### About this task
Could you give back every record below exactly, leaving out the pictures?

### Data to use
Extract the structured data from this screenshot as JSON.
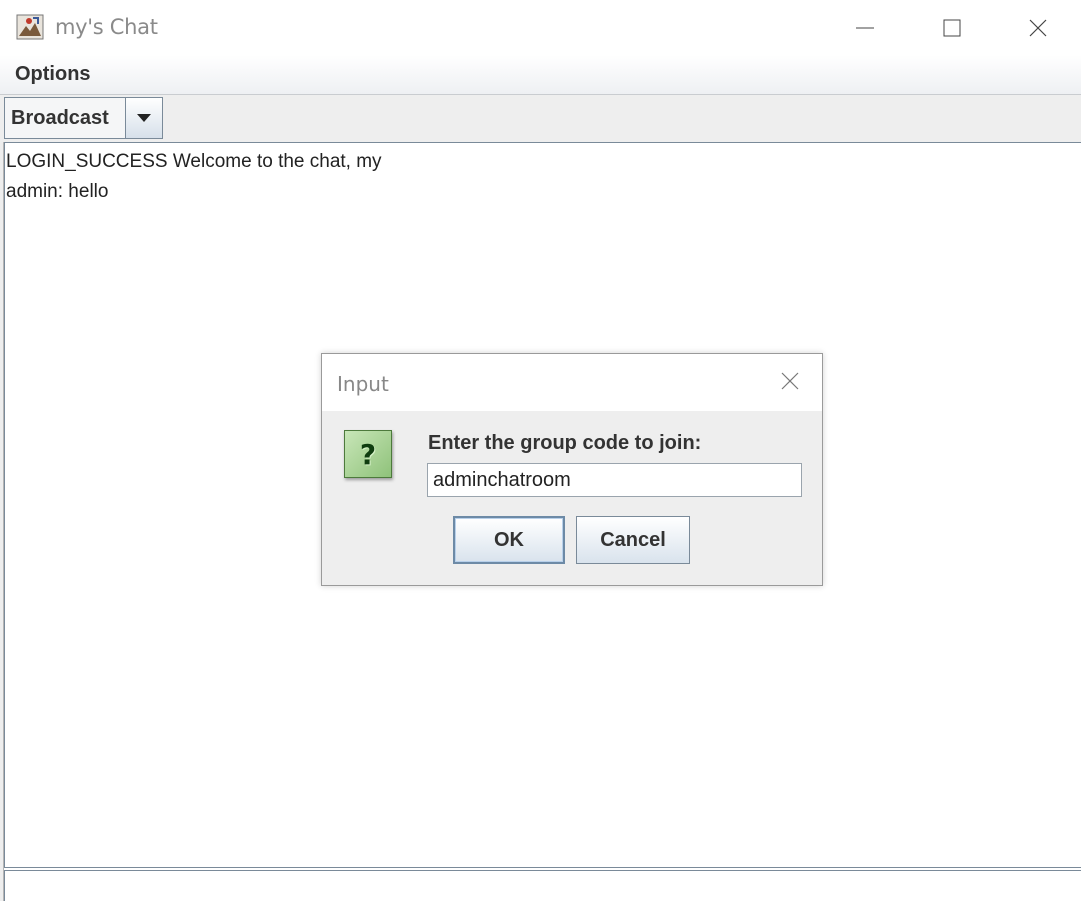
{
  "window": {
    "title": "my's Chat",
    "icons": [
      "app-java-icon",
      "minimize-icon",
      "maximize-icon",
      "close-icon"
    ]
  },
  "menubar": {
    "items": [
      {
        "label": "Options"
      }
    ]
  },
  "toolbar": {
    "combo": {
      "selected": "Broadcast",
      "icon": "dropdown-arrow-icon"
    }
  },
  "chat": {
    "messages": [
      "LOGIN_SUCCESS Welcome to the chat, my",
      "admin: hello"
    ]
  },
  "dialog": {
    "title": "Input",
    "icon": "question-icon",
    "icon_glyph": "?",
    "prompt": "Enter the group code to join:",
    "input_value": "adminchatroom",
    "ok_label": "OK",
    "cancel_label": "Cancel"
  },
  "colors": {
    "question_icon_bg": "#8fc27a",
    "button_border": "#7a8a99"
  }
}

### Answer for the task
Extract the structured data from this screenshot as JSON.
{
  "window": {
    "title": "my's Chat",
    "icons": [
      "app-java-icon",
      "minimize-icon",
      "maximize-icon",
      "close-icon"
    ]
  },
  "menubar": {
    "items": [
      {
        "label": "Options"
      }
    ]
  },
  "toolbar": {
    "combo": {
      "selected": "Broadcast",
      "icon": "dropdown-arrow-icon"
    }
  },
  "chat": {
    "messages": [
      "LOGIN_SUCCESS Welcome to the chat, my",
      "admin: hello"
    ]
  },
  "dialog": {
    "title": "Input",
    "icon": "question-icon",
    "icon_glyph": "?",
    "prompt": "Enter the group code to join:",
    "input_value": "adminchatroom",
    "ok_label": "OK",
    "cancel_label": "Cancel"
  },
  "colors": {
    "question_icon_bg": "#8fc27a",
    "button_border": "#7a8a99"
  }
}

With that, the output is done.